W3C home > Mailing lists > Public > www-html@w3.org > October 2003

Re: XHTML 2.0 <datetime> element proposal

From: Philip TAYLOR [PC87S-O/XP] <P.Taylor@Rhul.Ac.Uk>
Date: Thu, 30 Oct 2003 15:35:19 +0000
Message-ID: <3FA12FB7.A73867C0@Rhul.Ac.Uk>
To: Lachlan Hunt <lhunt07@postoffice.csu.edu.au>
Cc: www-html@w3.org

Lachlan Hunt :

>  For example, someone writing a a schedule for an event would probably
> mark up some kind of calendar listing the dates, times and description
> of each activity at the event.  Then visitors to the site (who might be
> from a different country/culture) who recognise dates differently will
> still be able to understand and be able to attend at the correct time.


One problem is that what is unambiguous is not necessarily
what is also easily decoded.  For example, those in continental 
Europe and many Asian countries think and write their months as 
numbers --

	07/03/2003

for example.  Overlooking (for now) the ambiguity of this
v. American 

	07/03/2003 

where month and day are transposed, for the rest of us there
is the non-trivial problem of mentally verbalising the month
in its canonical (spelt) form.  However, if one were to propose
that months be spelled out, then there is no guarantee that
"Kwiecie\'n" would be meaningful to non-Polish speakers, for
example, particularly as "Kwiecie\'n" means "April" in Polish
whilst "Kv\v eten" means "May" in Czech ... (presumably Spring
occurs earlier in Poland than in the Czech Republic).  

Thus we have a situation in which neither numeric nor spelled-out
months are inherently useful to those from other cultures (one
might say the same about the days of the week).  I offer no
solutions to this problem, and simply seek to reflect on what
appears to be quite a difficult problem ...

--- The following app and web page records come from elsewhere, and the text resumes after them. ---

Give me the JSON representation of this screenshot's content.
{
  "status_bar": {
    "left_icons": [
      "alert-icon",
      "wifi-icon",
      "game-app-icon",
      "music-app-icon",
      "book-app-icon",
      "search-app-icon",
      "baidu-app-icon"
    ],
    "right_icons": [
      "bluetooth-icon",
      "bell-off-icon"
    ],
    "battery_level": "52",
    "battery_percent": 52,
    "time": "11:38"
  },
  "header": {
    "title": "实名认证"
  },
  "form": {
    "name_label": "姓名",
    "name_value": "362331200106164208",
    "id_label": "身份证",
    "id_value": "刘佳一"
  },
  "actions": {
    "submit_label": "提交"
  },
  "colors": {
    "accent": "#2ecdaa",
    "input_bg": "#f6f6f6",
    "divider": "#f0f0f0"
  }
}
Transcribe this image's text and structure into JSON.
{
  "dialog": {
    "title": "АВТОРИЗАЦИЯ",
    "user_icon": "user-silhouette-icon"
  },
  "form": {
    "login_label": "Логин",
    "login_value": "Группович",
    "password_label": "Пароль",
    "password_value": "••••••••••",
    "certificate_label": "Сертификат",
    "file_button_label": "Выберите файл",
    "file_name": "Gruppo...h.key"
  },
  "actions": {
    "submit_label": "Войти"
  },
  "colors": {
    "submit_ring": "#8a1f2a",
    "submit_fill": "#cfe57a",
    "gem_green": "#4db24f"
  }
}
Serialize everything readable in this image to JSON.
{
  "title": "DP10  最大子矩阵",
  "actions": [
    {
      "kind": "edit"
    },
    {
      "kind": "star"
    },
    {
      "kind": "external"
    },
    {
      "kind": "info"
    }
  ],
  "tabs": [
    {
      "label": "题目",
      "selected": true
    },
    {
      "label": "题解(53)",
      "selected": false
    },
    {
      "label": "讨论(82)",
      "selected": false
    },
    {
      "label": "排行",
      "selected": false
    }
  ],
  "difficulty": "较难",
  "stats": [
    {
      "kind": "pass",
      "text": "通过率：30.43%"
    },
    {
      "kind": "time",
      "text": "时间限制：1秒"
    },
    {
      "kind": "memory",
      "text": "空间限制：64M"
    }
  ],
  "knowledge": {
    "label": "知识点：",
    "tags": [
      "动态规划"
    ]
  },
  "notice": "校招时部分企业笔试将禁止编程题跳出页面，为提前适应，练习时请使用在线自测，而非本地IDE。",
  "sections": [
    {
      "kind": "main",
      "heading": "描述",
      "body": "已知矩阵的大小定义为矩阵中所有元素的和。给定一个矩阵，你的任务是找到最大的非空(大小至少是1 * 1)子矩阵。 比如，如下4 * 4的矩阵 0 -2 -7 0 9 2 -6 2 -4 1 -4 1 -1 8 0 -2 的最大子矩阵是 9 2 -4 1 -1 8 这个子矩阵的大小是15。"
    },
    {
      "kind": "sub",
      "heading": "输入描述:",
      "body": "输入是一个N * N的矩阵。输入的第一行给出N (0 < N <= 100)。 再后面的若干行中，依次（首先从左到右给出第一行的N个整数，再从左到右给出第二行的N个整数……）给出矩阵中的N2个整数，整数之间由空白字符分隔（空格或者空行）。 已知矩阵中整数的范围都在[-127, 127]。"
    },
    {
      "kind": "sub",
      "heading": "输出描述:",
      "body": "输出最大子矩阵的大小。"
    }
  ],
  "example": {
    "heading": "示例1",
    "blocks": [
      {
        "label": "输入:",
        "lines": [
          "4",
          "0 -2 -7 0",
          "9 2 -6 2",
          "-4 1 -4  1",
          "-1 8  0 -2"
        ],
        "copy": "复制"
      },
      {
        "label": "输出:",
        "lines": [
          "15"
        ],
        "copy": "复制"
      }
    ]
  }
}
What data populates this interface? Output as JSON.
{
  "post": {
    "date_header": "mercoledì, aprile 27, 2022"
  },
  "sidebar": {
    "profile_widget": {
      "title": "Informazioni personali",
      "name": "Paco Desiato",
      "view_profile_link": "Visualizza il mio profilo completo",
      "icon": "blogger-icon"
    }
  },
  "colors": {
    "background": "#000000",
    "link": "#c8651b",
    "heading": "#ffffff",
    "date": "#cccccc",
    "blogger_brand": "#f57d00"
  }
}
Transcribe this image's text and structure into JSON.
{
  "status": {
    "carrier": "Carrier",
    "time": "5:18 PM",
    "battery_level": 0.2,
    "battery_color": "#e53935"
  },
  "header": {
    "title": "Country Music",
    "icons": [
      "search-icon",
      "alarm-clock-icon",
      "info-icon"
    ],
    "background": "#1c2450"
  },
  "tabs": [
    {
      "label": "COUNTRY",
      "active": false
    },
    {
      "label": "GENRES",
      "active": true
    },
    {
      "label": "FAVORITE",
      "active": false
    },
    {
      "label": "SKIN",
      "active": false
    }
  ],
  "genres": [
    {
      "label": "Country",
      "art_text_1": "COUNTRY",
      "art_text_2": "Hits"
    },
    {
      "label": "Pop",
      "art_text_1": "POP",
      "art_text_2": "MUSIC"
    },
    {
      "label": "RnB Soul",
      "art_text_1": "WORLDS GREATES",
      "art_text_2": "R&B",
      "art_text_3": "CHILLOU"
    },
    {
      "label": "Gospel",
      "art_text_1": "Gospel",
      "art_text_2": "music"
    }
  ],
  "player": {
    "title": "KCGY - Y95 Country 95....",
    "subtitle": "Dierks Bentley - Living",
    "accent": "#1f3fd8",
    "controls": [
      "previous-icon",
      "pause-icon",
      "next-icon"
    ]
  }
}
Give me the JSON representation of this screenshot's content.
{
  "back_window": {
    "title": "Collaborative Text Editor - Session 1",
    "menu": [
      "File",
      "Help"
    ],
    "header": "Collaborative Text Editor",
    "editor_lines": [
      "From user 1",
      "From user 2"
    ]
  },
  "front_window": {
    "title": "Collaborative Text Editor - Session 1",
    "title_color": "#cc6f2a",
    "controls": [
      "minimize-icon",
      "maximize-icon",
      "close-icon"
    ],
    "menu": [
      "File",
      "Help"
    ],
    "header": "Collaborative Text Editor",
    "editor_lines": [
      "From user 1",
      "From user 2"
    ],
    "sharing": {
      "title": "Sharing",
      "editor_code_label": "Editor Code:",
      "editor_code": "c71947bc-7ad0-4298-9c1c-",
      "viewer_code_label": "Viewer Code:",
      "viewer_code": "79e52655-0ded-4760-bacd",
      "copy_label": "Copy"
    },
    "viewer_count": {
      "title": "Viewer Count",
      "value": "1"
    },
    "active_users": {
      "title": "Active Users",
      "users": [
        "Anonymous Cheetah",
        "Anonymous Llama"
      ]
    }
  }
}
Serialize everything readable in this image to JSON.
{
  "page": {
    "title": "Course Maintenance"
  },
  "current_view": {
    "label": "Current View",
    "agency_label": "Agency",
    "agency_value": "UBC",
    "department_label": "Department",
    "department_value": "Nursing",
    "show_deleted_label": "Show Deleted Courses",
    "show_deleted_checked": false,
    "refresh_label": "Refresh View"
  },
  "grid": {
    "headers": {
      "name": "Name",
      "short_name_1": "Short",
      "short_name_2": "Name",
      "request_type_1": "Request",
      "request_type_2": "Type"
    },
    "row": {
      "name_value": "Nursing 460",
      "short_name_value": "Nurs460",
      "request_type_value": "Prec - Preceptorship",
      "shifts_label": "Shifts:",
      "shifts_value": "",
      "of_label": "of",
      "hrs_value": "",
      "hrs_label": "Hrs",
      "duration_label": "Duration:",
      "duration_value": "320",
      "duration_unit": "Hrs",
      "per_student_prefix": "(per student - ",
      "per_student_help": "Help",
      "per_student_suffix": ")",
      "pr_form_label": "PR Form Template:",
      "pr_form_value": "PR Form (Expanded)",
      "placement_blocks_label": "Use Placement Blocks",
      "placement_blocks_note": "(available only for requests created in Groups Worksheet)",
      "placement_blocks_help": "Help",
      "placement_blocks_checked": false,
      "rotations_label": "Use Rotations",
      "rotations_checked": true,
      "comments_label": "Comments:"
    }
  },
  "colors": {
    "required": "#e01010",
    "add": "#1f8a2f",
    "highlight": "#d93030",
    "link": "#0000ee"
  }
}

Philip Taylor
Received on Thursday, 30 October 2003 10:38:50 GMT

This archive was generated by hypermail 2.2.0+W3C-0.50 : Tuesday, 27 March 2012 18:15:58 GMT